- Have, and commit, to a goal: The entire movie is about Jake and Elwood’s mission to raise the $5,000 to save their beloved Catholic home. Regardless of what it took to achieve that goal, they stuck with it and eventually reached it. Saucier, Fiddler and Panus all included the elements of a goal in their case study, and seemed to agree that it’s important to know where you’re going.
TopRank Marketing Tip: Always listen to what your audience is saying and talking about. People share all kinds of emotions on social media from fear to passion to frustration to joy. Be prepared to be there for them and address whatever they throw at you—like Lee Odden says, “Be the best answer”. We’re hoping you won’t have to get as extreme as locusts and the plague though. Then, set goals. They should be achievable, but challenging. After all, if it was easy, there wouldn’t be an entire movie about it. Then share your experience with your own followers. It helps contribute to your personality, demonstrates your own passion, and makes people remember you fondly.
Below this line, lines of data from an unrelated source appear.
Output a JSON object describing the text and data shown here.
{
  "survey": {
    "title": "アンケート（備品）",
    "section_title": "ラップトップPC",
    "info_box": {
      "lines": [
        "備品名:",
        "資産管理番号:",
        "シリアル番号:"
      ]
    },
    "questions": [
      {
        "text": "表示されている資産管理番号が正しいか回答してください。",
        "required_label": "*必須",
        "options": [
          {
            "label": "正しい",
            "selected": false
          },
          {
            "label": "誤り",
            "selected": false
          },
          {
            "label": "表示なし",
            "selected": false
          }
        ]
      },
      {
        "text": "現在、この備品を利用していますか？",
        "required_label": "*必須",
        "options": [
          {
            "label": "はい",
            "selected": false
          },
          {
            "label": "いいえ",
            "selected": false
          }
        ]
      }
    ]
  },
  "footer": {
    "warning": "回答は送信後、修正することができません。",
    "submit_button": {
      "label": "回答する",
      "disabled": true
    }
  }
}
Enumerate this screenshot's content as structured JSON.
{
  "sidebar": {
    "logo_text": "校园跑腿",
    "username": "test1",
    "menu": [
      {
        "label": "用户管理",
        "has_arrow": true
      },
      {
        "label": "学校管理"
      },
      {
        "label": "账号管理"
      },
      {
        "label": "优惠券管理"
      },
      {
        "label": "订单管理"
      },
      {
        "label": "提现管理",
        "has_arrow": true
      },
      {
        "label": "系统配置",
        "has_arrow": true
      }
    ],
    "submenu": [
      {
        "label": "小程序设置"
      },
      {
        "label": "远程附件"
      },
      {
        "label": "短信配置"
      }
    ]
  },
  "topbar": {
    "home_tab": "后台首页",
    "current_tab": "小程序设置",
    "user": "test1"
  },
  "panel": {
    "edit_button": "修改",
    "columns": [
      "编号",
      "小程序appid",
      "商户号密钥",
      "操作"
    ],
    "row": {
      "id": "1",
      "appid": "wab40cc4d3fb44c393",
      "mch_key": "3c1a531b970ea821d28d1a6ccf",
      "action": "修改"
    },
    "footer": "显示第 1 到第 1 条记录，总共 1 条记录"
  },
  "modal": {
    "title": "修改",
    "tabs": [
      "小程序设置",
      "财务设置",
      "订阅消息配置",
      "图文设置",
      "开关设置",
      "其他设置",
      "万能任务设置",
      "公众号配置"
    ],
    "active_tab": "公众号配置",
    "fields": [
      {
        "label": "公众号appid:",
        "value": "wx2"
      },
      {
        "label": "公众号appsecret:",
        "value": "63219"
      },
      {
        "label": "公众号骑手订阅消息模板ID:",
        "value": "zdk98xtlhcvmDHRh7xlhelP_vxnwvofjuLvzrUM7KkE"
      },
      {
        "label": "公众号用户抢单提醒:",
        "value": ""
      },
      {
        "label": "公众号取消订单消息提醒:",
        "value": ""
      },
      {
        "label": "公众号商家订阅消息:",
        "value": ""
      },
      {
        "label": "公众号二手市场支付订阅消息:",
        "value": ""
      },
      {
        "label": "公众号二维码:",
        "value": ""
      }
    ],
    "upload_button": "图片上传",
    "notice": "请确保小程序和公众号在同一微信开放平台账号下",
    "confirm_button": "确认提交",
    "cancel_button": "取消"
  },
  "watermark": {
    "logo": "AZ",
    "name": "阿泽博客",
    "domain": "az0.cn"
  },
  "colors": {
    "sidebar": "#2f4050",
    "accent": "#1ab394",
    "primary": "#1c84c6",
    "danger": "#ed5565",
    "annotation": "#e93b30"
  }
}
What these classic movie characters and scenes teach us essentially comes down to three things: know where you’re going, know how to get there, and be a unique/memorable/real person. Then you can avoid being as bland as Ben Stein in Ferris Bueller’s Day Off, avoid having your foot in your mouth like the saleswoman in Pretty Woman, be as memorable as Spaceballs, and be as successful as The Blues Brothers.
What other movie characters have you learned social media lessons from? Let us know in the comments!